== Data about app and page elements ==
· · · ·
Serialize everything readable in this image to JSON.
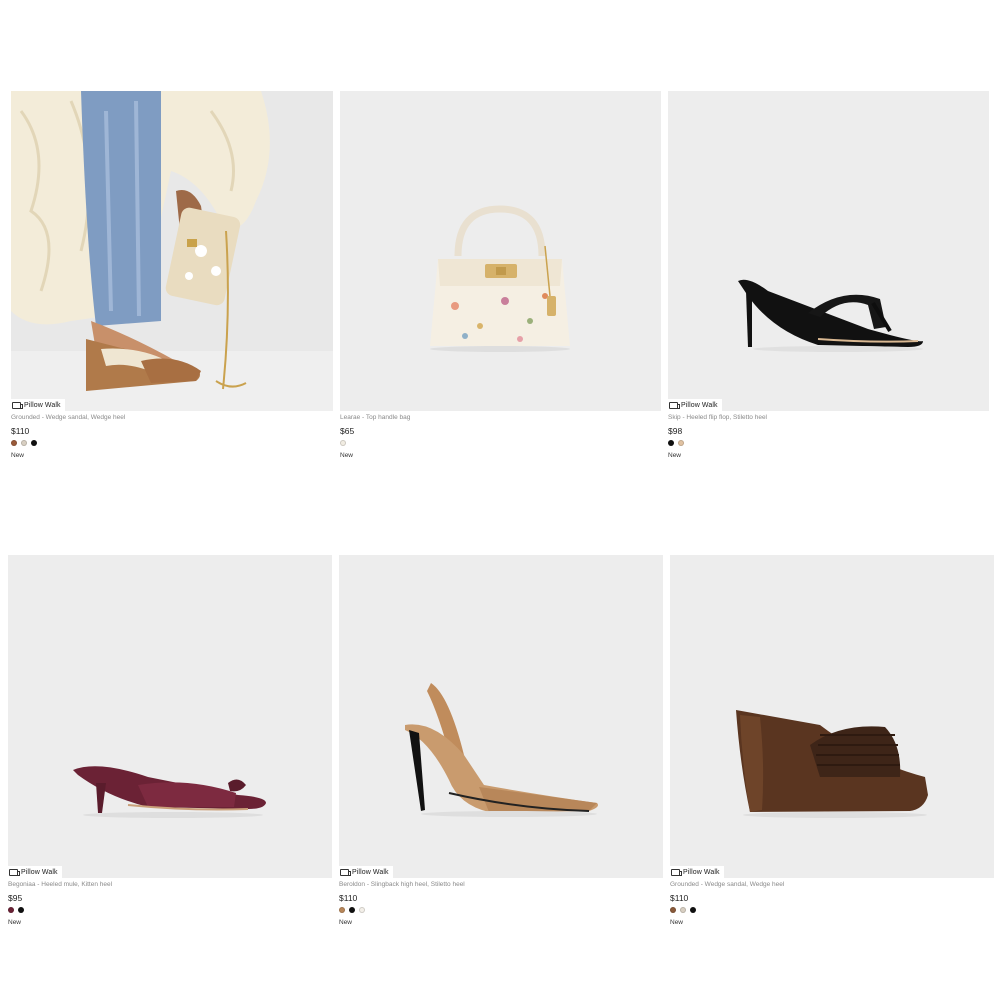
{
  "products": [
    {
      "badge": "Pillow Walk",
      "name": "Grounded - Wedge sandal, Wedge heel",
      "price": "$110",
      "swatches": [
        "#9a5a3a",
        "#d8cfc2",
        "#111111"
      ],
      "tag": "New",
      "image": "wedge-sandal-lifestyle"
    },
    {
      "badge": "",
      "name": "Learae - Top handle bag",
      "price": "$65",
      "swatches": [
        "#f1ece2"
      ],
      "tag": "New",
      "image": "floral-top-handle-bag"
    },
    {
      "badge": "Pillow Walk",
      "name": "Skip - Heeled flip flop, Stiletto heel",
      "price": "$98",
      "swatches": [
        "#111111",
        "#e0c2a2"
      ],
      "tag": "New",
      "image": "black-heeled-flip-flop"
    },
    {
      "badge": "Pillow Walk",
      "name": "Begoniaa - Heeled mule, Kitten heel",
      "price": "$95",
      "swatches": [
        "#6b2235",
        "#111111"
      ],
      "tag": "New",
      "image": "burgundy-kitten-mule"
    },
    {
      "badge": "Pillow Walk",
      "name": "Beroldon - Slingback high heel, Stiletto heel",
      "price": "$110",
      "swatches": [
        "#b8875a",
        "#111111",
        "#f3efe8"
      ],
      "tag": "New",
      "image": "tan-slingback-heel"
    },
    {
      "badge": "Pillow Walk",
      "name": "Grounded - Wedge sandal, Wedge heel",
      "price": "$110",
      "swatches": [
        "#8a5a3a",
        "#d8cfc2",
        "#111111"
      ],
      "tag": "New",
      "image": "brown-woven-wedge"
    }
  ]
}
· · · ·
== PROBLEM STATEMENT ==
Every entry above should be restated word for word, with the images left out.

== COMPLETED EXERCISE ==
Serialize everything readable in this image to JSON.
{
  "products": [
    {
      "badge": "Pillow Walk",
      "name": "Grounded - Wedge sandal, Wedge heel",
      "price": "$110",
      "swatches": [
        "#9a5a3a",
        "#d8cfc2",
        "#111111"
      ],
      "tag": "New",
      "image": "wedge-sandal-lifestyle"
    },
    {
      "badge": "",
      "name": "Learae - Top handle bag",
      "price": "$65",
      "swatches": [
        "#f1ece2"
      ],
      "tag": "New",
      "image": "floral-top-handle-bag"
    },
    {
      "badge": "Pillow Walk",
      "name": "Skip - Heeled flip flop, Stiletto heel",
      "price": "$98",
      "swatches": [
        "#111111",
        "#e0c2a2"
      ],
      "tag": "New",
      "image": "black-heeled-flip-flop"
    },
    {
      "badge": "Pillow Walk",
      "name": "Begoniaa - Heeled mule, Kitten heel",
      "price": "$95",
      "swatches": [
        "#6b2235",
        "#111111"
      ],
      "tag": "New",
      "image": "burgundy-kitten-mule"
    },
    {
      "badge": "Pillow Walk",
      "name": "Beroldon - Slingback high heel, Stiletto heel",
      "price": "$110",
      "swatches": [
        "#b8875a",
        "#111111",
        "#f3efe8"
      ],
      "tag": "New",
      "image": "tan-slingback-heel"
    },
    {
      "badge": "Pillow Walk",
      "name": "Grounded - Wedge sandal, Wedge heel",
      "price": "$110",
      "swatches": [
        "#8a5a3a",
        "#d8cfc2",
        "#111111"
      ],
      "tag": "New",
      "image": "brown-woven-wedge"
    }
  ]
}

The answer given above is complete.